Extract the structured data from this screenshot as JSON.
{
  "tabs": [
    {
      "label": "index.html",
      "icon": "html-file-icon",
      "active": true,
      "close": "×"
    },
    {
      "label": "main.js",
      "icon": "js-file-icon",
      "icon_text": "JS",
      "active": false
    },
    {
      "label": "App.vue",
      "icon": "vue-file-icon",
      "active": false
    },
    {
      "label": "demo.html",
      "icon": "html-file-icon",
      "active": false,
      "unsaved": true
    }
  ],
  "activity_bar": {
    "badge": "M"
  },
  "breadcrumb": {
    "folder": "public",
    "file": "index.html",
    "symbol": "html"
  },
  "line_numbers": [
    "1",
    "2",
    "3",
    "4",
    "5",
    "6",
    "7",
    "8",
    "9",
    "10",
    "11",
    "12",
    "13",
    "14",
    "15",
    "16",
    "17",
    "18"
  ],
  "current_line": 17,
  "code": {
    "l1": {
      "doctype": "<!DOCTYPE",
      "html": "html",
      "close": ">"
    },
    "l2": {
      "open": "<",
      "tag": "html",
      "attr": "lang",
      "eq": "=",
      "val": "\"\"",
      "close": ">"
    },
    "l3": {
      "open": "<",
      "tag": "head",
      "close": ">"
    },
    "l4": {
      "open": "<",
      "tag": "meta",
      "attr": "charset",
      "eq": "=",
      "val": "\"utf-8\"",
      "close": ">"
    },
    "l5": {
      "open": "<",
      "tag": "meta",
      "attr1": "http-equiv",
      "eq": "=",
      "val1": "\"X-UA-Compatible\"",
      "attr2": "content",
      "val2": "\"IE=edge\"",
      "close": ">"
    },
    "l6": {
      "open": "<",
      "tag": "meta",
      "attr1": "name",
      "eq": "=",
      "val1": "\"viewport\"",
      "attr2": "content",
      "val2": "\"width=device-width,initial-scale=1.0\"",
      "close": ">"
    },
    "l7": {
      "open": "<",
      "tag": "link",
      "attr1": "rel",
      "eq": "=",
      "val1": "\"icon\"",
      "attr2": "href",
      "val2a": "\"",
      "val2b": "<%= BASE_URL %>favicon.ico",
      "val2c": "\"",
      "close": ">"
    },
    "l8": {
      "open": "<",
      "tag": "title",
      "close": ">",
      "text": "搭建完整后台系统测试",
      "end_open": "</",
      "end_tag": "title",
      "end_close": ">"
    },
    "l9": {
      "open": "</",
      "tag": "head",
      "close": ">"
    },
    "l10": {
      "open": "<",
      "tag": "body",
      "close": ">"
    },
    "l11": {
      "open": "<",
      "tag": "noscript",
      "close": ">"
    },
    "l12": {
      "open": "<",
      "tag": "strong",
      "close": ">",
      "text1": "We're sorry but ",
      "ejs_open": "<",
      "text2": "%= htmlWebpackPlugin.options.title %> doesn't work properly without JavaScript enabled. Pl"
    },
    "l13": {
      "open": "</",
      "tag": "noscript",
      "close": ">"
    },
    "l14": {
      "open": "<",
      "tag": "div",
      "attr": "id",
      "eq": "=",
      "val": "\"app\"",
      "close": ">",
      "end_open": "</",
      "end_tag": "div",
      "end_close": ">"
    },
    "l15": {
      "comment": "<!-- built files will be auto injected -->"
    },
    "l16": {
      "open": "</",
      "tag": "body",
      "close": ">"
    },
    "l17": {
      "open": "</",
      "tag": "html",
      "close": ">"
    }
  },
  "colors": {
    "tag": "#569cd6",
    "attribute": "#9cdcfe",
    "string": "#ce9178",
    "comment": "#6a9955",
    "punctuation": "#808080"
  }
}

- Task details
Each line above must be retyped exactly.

- Finished exercise
Extract the structured data from this screenshot as JSON.
{
  "tabs": [
    {
      "label": "index.html",
      "icon": "html-file-icon",
      "active": true,
      "close": "×"
    },
    {
      "label": "main.js",
      "icon": "js-file-icon",
      "icon_text": "JS",
      "active": false
    },
    {
      "label": "App.vue",
      "icon": "vue-file-icon",
      "active": false
    },
    {
      "label": "demo.html",
      "icon": "html-file-icon",
      "active": false,
      "unsaved": true
    }
  ],
  "activity_bar": {
    "badge": "M"
  },
  "breadcrumb": {
    "folder": "public",
    "file": "index.html",
    "symbol": "html"
  },
  "line_numbers": [
    "1",
    "2",
    "3",
    "4",
    "5",
    "6",
    "7",
    "8",
    "9",
    "10",
    "11",
    "12",
    "13",
    "14",
    "15",
    "16",
    "17",
    "18"
  ],
  "current_line": 17,
  "code": {
    "l1": {
      "doctype": "<!DOCTYPE",
      "html": "html",
      "close": ">"
    },
    "l2": {
      "open": "<",
      "tag": "html",
      "attr": "lang",
      "eq": "=",
      "val": "\"\"",
      "close": ">"
    },
    "l3": {
      "open": "<",
      "tag": "head",
      "close": ">"
    },
    "l4": {
      "open": "<",
      "tag": "meta",
      "attr": "charset",
      "eq": "=",
      "val": "\"utf-8\"",
      "close": ">"
    },
    "l5": {
      "open": "<",
      "tag": "meta",
      "attr1": "http-equiv",
      "eq": "=",
      "val1": "\"X-UA-Compatible\"",
      "attr2": "content",
      "val2": "\"IE=edge\"",
      "close": ">"
    },
    "l6": {
      "open": "<",
      "tag": "meta",
      "attr1": "name",
      "eq": "=",
      "val1": "\"viewport\"",
      "attr2": "content",
      "val2": "\"width=device-width,initial-scale=1.0\"",
      "close": ">"
    },
    "l7": {
      "open": "<",
      "tag": "link",
      "attr1": "rel",
      "eq": "=",
      "val1": "\"icon\"",
      "attr2": "href",
      "val2a": "\"",
      "val2b": "<%= BASE_URL %>favicon.ico",
      "val2c": "\"",
      "close": ">"
    },
    "l8": {
      "open": "<",
      "tag": "title",
      "close": ">",
      "text": "搭建完整后台系统测试",
      "end_open": "</",
      "end_tag": "title",
      "end_close": ">"
    },
    "l9": {
      "open": "</",
      "tag": "head",
      "close": ">"
    },
    "l10": {
      "open": "<",
      "tag": "body",
      "close": ">"
    },
    "l11": {
      "open": "<",
      "tag": "noscript",
      "close": ">"
    },
    "l12": {
      "open": "<",
      "tag": "strong",
      "close": ">",
      "text1": "We're sorry but ",
      "ejs_open": "<",
      "text2": "%= htmlWebpackPlugin.options.title %> doesn't work properly without JavaScript enabled. Pl"
    },
    "l13": {
      "open": "</",
      "tag": "noscript",
      "close": ">"
    },
    "l14": {
      "open": "<",
      "tag": "div",
      "attr": "id",
      "eq": "=",
      "val": "\"app\"",
      "close": ">",
      "end_open": "</",
      "end_tag": "div",
      "end_close": ">"
    },
    "l15": {
      "comment": "<!-- built files will be auto injected -->"
    },
    "l16": {
      "open": "</",
      "tag": "body",
      "close": ">"
    },
    "l17": {
      "open": "</",
      "tag": "html",
      "close": ">"
    }
  },
  "colors": {
    "tag": "#569cd6",
    "attribute": "#9cdcfe",
    "string": "#ce9178",
    "comment": "#6a9955",
    "punctuation": "#808080"
  }
}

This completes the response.